Poker is a card game in which players place bets based on the ranking of their cards, forming a hand that can win the pot at the end of each betting round. It is one of the most popular games in the world and can be played in private homes, in poker clubs, in casinos, and on the Internet. It has been referred to as the national card game of the United States and its play and jargon have become part of American culture.

A good strategy in poker requires that you know how to read the other players at your table. This is because, even if you are holding a very strong hand such as a pair of Kings, you could lose 82% of the time against someone else who is also holding a pair of Kings. This is the reason why a strong hand is not enough to beat other players – you need to have a solid reading of other players’ hands and how they compare to yours.

There are a few key terms that you should familiarize yourself with when playing poker. These include ante — the first amount of money that a player puts into a pot; call – to put in the same amount as someone else; and raise – to add more chips to the pot.
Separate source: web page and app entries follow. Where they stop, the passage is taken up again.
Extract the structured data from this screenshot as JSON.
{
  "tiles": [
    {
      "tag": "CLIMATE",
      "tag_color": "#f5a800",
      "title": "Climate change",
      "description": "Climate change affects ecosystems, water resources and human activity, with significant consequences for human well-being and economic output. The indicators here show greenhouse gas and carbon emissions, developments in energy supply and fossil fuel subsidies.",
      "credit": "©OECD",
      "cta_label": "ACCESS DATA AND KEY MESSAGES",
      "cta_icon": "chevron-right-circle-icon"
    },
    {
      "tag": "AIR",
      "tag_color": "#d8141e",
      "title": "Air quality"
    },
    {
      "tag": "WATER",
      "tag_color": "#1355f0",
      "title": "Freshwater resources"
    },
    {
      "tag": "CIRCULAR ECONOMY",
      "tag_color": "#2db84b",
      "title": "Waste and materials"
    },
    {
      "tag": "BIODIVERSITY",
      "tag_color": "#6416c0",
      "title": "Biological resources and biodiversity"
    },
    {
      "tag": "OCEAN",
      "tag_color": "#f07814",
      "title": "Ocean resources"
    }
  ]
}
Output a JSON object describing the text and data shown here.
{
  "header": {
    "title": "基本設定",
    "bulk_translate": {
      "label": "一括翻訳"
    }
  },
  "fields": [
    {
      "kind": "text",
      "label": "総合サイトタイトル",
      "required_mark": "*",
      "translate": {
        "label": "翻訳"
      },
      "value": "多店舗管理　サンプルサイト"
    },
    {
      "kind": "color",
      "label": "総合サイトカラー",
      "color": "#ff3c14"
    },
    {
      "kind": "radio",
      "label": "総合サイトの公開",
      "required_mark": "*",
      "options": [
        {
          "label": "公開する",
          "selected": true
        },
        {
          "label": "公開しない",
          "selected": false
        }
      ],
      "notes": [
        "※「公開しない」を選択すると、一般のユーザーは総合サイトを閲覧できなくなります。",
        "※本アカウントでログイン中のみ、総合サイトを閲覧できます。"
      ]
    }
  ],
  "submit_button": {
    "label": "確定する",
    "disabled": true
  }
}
The last option can be used when a player believes that their hand is superior to the other players’ and they want to increase their chances of winning.

The other thing that you should familiarize yourself with is the rules of the game and its variations. While the basic rules of poker are fairly simple to learn, it is important to study some of the more obscure variations so that you can have a broader understanding of the game.

When learning how to play poker, you must also understand the rules of betting. For example, if you say “raise,” the other players must either call your new bet or fold. The more you practice the game, the more you will begin to recognize the different situations and the appropriate strategy for each.

Another important aspect of poker is the concept of odds, which refers to the probability that a particular outcome will occur. The profitability of a poker play is determined by the odds against it occurring, and this can be found in the form of drawing odds and pot odds. The higher the odds against a poker play, the less profitable it will be. It is important to study the odds and the relationships between them so that you can calculate the probability of various outcomes and make smart decisions in the game. This will help you become a more successful poker player. If you take the time to learn poker, you will soon be able to master this challenging and rewarding card game. Good luck!